(Host) Vermont needs much more information about its abundant but potentially threatened groundwater supplies.
That was the message today to a legislative committee that has launched a two-year study of groundwater issues.
VPR’s John Dillon has more.
(Dillon) Lee Nellis is the town planner for Williston, a fast-growing bedroom community outside Burlington. He offers a cautionary tale about scarce groundwater water supplies.
Nellis says as development expanded in the Oak Knoll area of town, each new homeowner drilled a new well. But eventually, the wells went dry.
(Nellis) “As time went by and more and more folks live in the area, it became obvious that many of the homes did not have an adequate supply of groundwater.”
(Dillon) The homeowners with the dry wells wanted the town to extend municipal water lines to the areas at cost of up to $16,000 per house. People with sufficient water balked at the price. And the result was a bitter dispute between neighbors who had enough water and those without.
Nellis says there’s a lesson here for the state as a whole.
(Nellis) “The towns as they develop certainly need to pay attention to this. Because the consequence is very large expenditures in infrastructure that really ought not to have been necessary if somebody had been planning ahead.”
(Dillon) The Legislature in the last session created a committee to look at groundwater supplies and regulation. The committee is supposed to recommend whether groundwater should be considered part of the public trust – essentially a resource that belongs to everyone.
Hugo Liepmann of Randolph Center held a plastic bottle of clear liquid and gave the panel a short course on the mystery of water, and why it needs protection. There’s no new water being made, he says. What we have now has been recycled endlessly through the ages.
(Liepmann) “The water in this bottle is as old as the earth. And that really stops me when I realize this water has been tree sap, it’s been maybe the blood of the fish. It’s been in a sewer. It’s been in a swamp, maybe not even in Vermont, maybe in China, who knows.”
(Dillon) The panel is interested in expanding groundwater mapping throughout the state, so people know where the supplies are -and what areas need protection.

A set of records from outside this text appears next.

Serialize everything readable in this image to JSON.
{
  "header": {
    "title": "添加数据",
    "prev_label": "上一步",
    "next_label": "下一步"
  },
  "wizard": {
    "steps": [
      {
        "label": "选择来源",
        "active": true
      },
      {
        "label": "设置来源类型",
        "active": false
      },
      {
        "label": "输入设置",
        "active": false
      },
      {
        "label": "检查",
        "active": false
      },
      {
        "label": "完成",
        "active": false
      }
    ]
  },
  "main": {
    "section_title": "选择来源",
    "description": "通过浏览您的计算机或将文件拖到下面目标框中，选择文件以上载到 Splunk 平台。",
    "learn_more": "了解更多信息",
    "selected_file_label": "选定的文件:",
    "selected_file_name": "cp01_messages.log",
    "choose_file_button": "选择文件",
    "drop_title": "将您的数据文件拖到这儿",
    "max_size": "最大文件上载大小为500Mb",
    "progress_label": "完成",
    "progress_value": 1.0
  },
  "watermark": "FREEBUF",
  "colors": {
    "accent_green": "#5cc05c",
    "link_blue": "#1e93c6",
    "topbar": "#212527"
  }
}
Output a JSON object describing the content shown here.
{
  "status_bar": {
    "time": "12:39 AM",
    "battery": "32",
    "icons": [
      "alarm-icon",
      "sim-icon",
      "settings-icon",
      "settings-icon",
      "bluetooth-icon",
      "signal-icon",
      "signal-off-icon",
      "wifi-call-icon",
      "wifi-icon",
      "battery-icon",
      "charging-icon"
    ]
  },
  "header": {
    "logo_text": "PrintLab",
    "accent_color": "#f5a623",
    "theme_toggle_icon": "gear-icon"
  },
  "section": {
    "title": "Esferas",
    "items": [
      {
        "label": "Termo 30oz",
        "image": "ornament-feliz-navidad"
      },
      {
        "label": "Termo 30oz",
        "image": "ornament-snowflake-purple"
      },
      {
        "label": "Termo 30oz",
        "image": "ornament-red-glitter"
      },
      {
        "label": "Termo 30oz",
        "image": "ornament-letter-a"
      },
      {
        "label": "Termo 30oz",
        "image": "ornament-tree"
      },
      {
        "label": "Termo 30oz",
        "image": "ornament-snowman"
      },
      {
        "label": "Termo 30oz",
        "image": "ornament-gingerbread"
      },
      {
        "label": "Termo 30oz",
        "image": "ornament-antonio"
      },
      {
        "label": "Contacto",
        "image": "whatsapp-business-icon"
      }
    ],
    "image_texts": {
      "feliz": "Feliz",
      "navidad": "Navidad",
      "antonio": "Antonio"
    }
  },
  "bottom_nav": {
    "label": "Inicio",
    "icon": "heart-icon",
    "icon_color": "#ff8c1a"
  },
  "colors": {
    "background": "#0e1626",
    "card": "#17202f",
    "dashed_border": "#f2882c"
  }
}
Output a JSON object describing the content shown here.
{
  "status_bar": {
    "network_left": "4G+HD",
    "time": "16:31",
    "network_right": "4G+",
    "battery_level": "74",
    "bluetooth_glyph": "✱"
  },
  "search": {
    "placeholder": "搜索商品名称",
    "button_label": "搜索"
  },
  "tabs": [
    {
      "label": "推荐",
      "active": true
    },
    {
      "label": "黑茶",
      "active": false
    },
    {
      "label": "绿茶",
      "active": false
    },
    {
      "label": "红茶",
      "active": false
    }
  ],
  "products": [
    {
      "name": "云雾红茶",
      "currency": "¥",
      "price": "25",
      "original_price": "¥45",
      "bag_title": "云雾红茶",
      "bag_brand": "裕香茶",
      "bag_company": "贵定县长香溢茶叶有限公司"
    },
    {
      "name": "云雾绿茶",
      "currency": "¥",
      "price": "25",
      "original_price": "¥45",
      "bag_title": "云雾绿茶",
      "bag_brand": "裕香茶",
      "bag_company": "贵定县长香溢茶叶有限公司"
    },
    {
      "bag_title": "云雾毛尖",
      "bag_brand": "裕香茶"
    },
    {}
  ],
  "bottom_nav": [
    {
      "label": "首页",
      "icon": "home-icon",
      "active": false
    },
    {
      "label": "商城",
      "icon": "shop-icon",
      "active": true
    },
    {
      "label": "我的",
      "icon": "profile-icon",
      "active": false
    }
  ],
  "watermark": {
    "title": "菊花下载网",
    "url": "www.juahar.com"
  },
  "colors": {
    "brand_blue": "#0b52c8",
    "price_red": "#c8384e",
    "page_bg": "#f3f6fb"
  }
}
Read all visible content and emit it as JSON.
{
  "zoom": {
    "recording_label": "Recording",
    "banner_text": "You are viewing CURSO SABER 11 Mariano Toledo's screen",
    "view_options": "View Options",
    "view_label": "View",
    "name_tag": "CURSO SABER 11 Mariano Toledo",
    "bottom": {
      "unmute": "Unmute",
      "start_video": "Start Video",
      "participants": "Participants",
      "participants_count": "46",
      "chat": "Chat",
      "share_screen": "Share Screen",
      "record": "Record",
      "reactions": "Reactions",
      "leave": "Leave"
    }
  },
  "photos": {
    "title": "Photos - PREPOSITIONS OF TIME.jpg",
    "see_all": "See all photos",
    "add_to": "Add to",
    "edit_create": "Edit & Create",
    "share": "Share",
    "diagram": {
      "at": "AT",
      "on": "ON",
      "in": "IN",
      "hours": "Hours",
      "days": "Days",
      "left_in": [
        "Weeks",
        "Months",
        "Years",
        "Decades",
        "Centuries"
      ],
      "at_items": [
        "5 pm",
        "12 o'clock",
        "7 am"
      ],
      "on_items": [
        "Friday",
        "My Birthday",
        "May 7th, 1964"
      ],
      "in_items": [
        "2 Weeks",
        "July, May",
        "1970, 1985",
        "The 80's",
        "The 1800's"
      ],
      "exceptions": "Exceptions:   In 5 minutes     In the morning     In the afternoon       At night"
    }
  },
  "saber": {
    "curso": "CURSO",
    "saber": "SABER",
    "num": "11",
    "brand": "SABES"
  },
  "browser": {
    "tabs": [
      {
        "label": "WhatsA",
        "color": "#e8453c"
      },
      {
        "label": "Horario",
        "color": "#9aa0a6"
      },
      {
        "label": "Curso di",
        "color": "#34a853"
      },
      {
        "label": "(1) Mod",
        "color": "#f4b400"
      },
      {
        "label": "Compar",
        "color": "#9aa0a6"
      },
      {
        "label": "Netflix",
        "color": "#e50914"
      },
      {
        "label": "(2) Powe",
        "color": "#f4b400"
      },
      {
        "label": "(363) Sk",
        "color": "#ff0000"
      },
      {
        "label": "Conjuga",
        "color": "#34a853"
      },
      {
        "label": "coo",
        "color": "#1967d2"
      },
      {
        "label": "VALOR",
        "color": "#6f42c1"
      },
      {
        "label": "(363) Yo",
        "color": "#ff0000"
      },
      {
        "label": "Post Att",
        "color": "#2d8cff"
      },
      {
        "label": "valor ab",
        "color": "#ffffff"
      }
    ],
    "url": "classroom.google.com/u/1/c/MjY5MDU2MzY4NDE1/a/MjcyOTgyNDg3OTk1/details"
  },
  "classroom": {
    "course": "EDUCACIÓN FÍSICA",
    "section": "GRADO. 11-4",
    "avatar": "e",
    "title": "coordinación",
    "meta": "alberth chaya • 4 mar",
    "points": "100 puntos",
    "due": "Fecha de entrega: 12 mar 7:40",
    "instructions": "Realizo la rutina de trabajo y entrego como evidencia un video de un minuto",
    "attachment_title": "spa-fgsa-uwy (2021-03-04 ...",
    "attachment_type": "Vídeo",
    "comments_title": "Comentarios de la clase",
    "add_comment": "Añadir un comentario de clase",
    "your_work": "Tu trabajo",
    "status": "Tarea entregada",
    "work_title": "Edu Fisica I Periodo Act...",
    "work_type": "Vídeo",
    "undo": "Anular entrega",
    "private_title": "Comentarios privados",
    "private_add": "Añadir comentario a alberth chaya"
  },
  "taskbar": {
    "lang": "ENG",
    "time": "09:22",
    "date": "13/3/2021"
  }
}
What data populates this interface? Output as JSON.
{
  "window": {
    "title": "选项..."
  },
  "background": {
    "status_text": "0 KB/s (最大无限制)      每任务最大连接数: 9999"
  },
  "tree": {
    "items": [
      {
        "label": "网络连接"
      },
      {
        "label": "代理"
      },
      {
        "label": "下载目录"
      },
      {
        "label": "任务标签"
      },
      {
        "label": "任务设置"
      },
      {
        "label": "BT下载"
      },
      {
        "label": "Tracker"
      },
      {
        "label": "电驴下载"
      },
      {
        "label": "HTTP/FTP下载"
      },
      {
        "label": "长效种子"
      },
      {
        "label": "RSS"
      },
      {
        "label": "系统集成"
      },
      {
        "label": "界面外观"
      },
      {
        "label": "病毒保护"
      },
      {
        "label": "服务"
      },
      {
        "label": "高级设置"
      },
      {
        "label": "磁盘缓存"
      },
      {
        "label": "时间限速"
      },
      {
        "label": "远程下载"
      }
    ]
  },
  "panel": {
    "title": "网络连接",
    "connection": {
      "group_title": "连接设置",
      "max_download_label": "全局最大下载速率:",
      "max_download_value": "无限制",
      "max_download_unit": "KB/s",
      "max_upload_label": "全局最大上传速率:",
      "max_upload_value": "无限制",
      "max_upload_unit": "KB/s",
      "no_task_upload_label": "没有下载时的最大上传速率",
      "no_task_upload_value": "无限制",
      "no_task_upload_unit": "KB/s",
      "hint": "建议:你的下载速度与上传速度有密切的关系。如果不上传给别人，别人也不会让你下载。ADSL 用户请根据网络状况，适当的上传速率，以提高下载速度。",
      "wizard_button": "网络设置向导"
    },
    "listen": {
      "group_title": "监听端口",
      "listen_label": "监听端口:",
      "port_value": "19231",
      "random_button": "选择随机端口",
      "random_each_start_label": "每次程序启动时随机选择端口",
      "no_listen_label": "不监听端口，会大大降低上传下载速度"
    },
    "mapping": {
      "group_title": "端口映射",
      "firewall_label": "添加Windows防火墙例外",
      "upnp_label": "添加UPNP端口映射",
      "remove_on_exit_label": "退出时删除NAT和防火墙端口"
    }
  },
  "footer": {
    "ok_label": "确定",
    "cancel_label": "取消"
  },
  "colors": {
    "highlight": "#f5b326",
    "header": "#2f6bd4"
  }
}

Members also want Governor Jim Douglas to complete the appointments to the committee. The statute requires the governor to appoint an environmental member, but the post has been vacant all summer and fall.
Senator Diane Snelling, a Chittenden County Republican, is the panel’s co-chair.
(Snelling) “We have now had three meetings. And it’s very difficult and complex information and we are clearly concerned that somebody should come on as soon as possible.”
(Dillon) The committee will write Douglas a letter asking him to make the appointment.
For Vermont Public Radio, I’m John Dillon in Montpelier.